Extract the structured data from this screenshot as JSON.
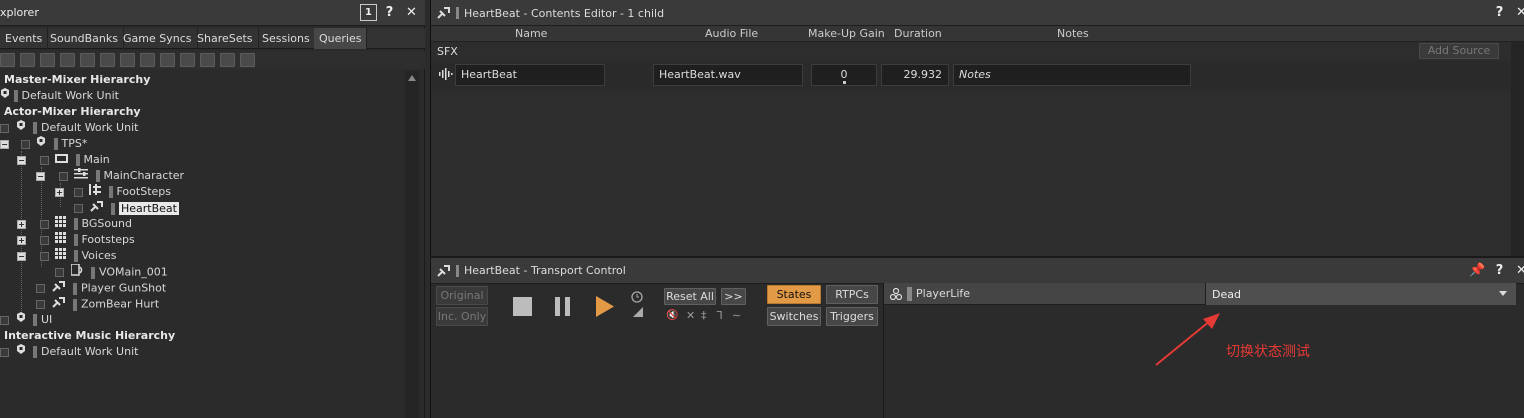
{
  "explorer": {
    "title": "xplorer",
    "tabs": [
      "Events",
      "SoundBanks",
      "Game Syncs",
      "ShareSets",
      "Sessions",
      "Queries"
    ],
    "tree": [
      {
        "label": "Master-Mixer Hierarchy",
        "kind": "section"
      },
      {
        "label": "Default Work Unit",
        "kind": "workunit"
      },
      {
        "label": "Actor-Mixer Hierarchy",
        "kind": "section"
      },
      {
        "label": "Default Work Unit",
        "kind": "workunit"
      },
      {
        "label": "TPS*",
        "kind": "workunit"
      },
      {
        "label": "Main",
        "kind": "folder"
      },
      {
        "label": "MainCharacter",
        "kind": "actor-mixer"
      },
      {
        "label": "FootSteps",
        "kind": "switch-container"
      },
      {
        "label": "HeartBeat",
        "kind": "sound",
        "selected": true
      },
      {
        "label": "BGSound",
        "kind": "random-container"
      },
      {
        "label": "Footsteps",
        "kind": "random-container"
      },
      {
        "label": "Voices",
        "kind": "random-container"
      },
      {
        "label": "VOMain_001",
        "kind": "voice"
      },
      {
        "label": "Player GunShot",
        "kind": "sound"
      },
      {
        "label": "ZomBear Hurt",
        "kind": "sound"
      },
      {
        "label": "UI",
        "kind": "workunit"
      },
      {
        "label": "Interactive Music Hierarchy",
        "kind": "section"
      },
      {
        "label": "Default Work Unit",
        "kind": "workunit"
      }
    ]
  },
  "contents_editor": {
    "title": "HeartBeat - Contents Editor - 1 child",
    "columns": {
      "name": "Name",
      "audio_file": "Audio File",
      "makeup_gain": "Make-Up Gain",
      "duration": "Duration",
      "notes": "Notes"
    },
    "group_label": "SFX",
    "add_source": "Add Source >>",
    "row": {
      "name": "HeartBeat",
      "audio_file": "HeartBeat.wav",
      "makeup_gain": "0",
      "duration": "29.932",
      "notes": "Notes"
    }
  },
  "transport": {
    "title": "HeartBeat - Transport Control",
    "original": "Original",
    "inc_only": "Inc. Only",
    "reset_all": "Reset All",
    "more": ">>",
    "tabs": {
      "states": "States",
      "rtpcs": "RTPCs",
      "switches": "Switches",
      "triggers": "Triggers"
    },
    "state_group": "PlayerLife",
    "state_value": "Dead",
    "annotation": "切换状态测试"
  },
  "colors": {
    "accent_orange": "#e39a46",
    "annotation_red": "#e53935"
  }
}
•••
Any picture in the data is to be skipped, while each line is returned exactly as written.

Extract the structured data from this screenshot as JSON.
{
  "explorer": {
    "title": "xplorer",
    "tabs": [
      "Events",
      "SoundBanks",
      "Game Syncs",
      "ShareSets",
      "Sessions",
      "Queries"
    ],
    "tree": [
      {
        "label": "Master-Mixer Hierarchy",
        "kind": "section"
      },
      {
        "label": "Default Work Unit",
        "kind": "workunit"
      },
      {
        "label": "Actor-Mixer Hierarchy",
        "kind": "section"
      },
      {
        "label": "Default Work Unit",
        "kind": "workunit"
      },
      {
        "label": "TPS*",
        "kind": "workunit"
      },
      {
        "label": "Main",
        "kind": "folder"
      },
      {
        "label": "MainCharacter",
        "kind": "actor-mixer"
      },
      {
        "label": "FootSteps",
        "kind": "switch-container"
      },
      {
        "label": "HeartBeat",
        "kind": "sound",
        "selected": true
      },
      {
        "label": "BGSound",
        "kind": "random-container"
      },
      {
        "label": "Footsteps",
        "kind": "random-container"
      },
      {
        "label": "Voices",
        "kind": "random-container"
      },
      {
        "label": "VOMain_001",
        "kind": "voice"
      },
      {
        "label": "Player GunShot",
        "kind": "sound"
      },
      {
        "label": "ZomBear Hurt",
        "kind": "sound"
      },
      {
        "label": "UI",
        "kind": "workunit"
      },
      {
        "label": "Interactive Music Hierarchy",
        "kind": "section"
      },
      {
        "label": "Default Work Unit",
        "kind": "workunit"
      }
    ]
  },
  "contents_editor": {
    "title": "HeartBeat - Contents Editor - 1 child",
    "columns": {
      "name": "Name",
      "audio_file": "Audio File",
      "makeup_gain": "Make-Up Gain",
      "duration": "Duration",
      "notes": "Notes"
    },
    "group_label": "SFX",
    "add_source": "Add Source >>",
    "row": {
      "name": "HeartBeat",
      "audio_file": "HeartBeat.wav",
      "makeup_gain": "0",
      "duration": "29.932",
      "notes": "Notes"
    }
  },
  "transport": {
    "title": "HeartBeat - Transport Control",
    "original": "Original",
    "inc_only": "Inc. Only",
    "reset_all": "Reset All",
    "more": ">>",
    "tabs": {
      "states": "States",
      "rtpcs": "RTPCs",
      "switches": "Switches",
      "triggers": "Triggers"
    },
    "state_group": "PlayerLife",
    "state_value": "Dead",
    "annotation": "切换状态测试"
  },
  "colors": {
    "accent_orange": "#e39a46",
    "annotation_red": "#e53935"
  }
}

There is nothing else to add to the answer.